Although our analytics showed a stream of mobile traffic, we could not track users across devices and establish an understanding of their overall journey. For example, it was impossible to know whether someone was conducting research on their laptop at home, left to catch the bus to campus, and then started a new JSTOR session on their phone while riding to school.
Understanding the role of mobile use in users’ larger workflows was absolutely crucial to some significant product strategy decisions on the horizon. Internally, we were debating the merits of a separate JSTOR app versus a responsive site. To move forward on that decision, we needed additional qualitative data about the people using their phones to consult JSTOR.
We turned to Ethnio to help us reach this mobile audience. By leveraging Ethnio’s targeting capabilities, we were able to create a mobile-only live intercept. It popped up on users’ phones or tablets, asking them if they had “10 minutes right now?” Participants who answered the screener were contacted for a 10 minute interview within 30 minutes of opting-in.
The live component to the intercept, where we spoke to participants within 30 minutes of their initial response, gave us much richer data than other potential methods. Talking to someone in the moment of use is substantially different than asking them how they used our mobile site last week. This approach yielded incredible detail that is typically difficult to unearth from users’ memories when asked to describe their mobile use from days earlier.
During the interviews, we probed participants on where they were currently located and what they were doing and thinking about. We were able to conduct interviews with people who were walking across campus or riding the bus. We were also able to talk to participants about how they intended to continue their work from this point.
This is where one of the most critical findings emerged: many participants mentioned that they were planning to return to JSTOR later to continue their work on another device.
After this round of research, we made the major decision not to build a JSTOR app. Since we learned that work started on mobile is often continued on desktop and vice versa, we decided to prioritize an interface that works similarly and looks alike across devices. Although we decided not to build an app, we did make a decision to prioritize individual user accounts that could help these users save sources to their account for later and return to them easily.

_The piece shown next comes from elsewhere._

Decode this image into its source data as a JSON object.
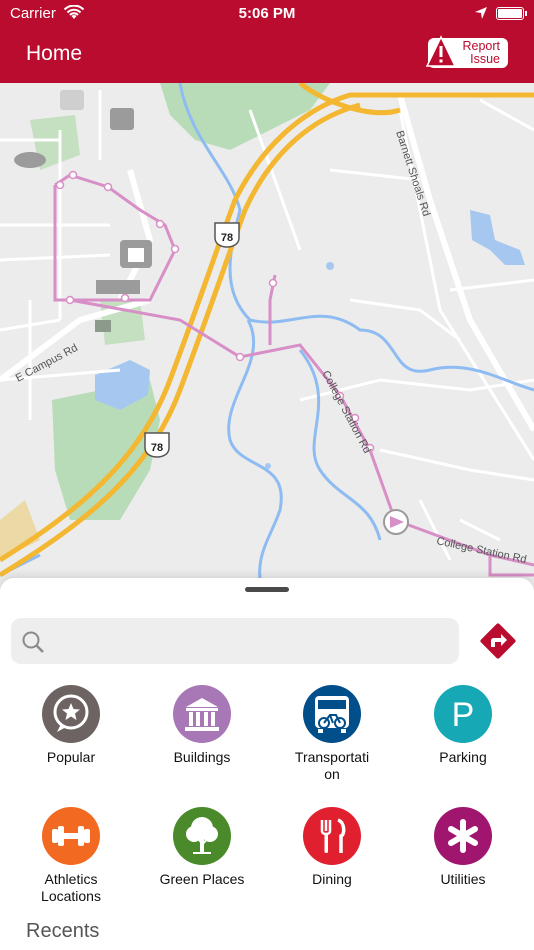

Our participants tended to focus on consistency as being critical for task completion while navigating from one device to another. It was clear that consistent UI between the mobile and desktop sites was the ideal direction for supporting these multi-device workflows. To make the case for a responsive site with a consistent interface, we created participant profiles, highlighting their research process as well as their preferred device and locations for working.
The below profile shows one of the participant’s workflows: she finds and saves content on her mobile device, prints the content from her computer, and reads the content on paper. The profile also shows a screenshot of the page she was on when she answered our intercept. We were able to identify the exact page because of Ethnio’s pass-through variables, which can provide the URL of the page a respondent was on at the moment of answering the screener.
Beyond product decisions, this round of research helped develop and refine our team’s user research practice. Initially, we were nervous to conduct interviews in the moment. The live intercepts forced us to be more nimble. As soon as someone answered the screener, we had to be ready to dive into an interview with an unknown participant and perhaps without the same level of preparation we would have for most research interviews. This fear is understandable, but by rising above it, we were able to master a new method and, of course, gather much richer data situated in a specific context.
This method is now part of our research toolbox. Targeting, pass-through variables, and intercepts are tools that we regularly leveraged using Ethnio, helping us reach our ideal audience at the ideal moment.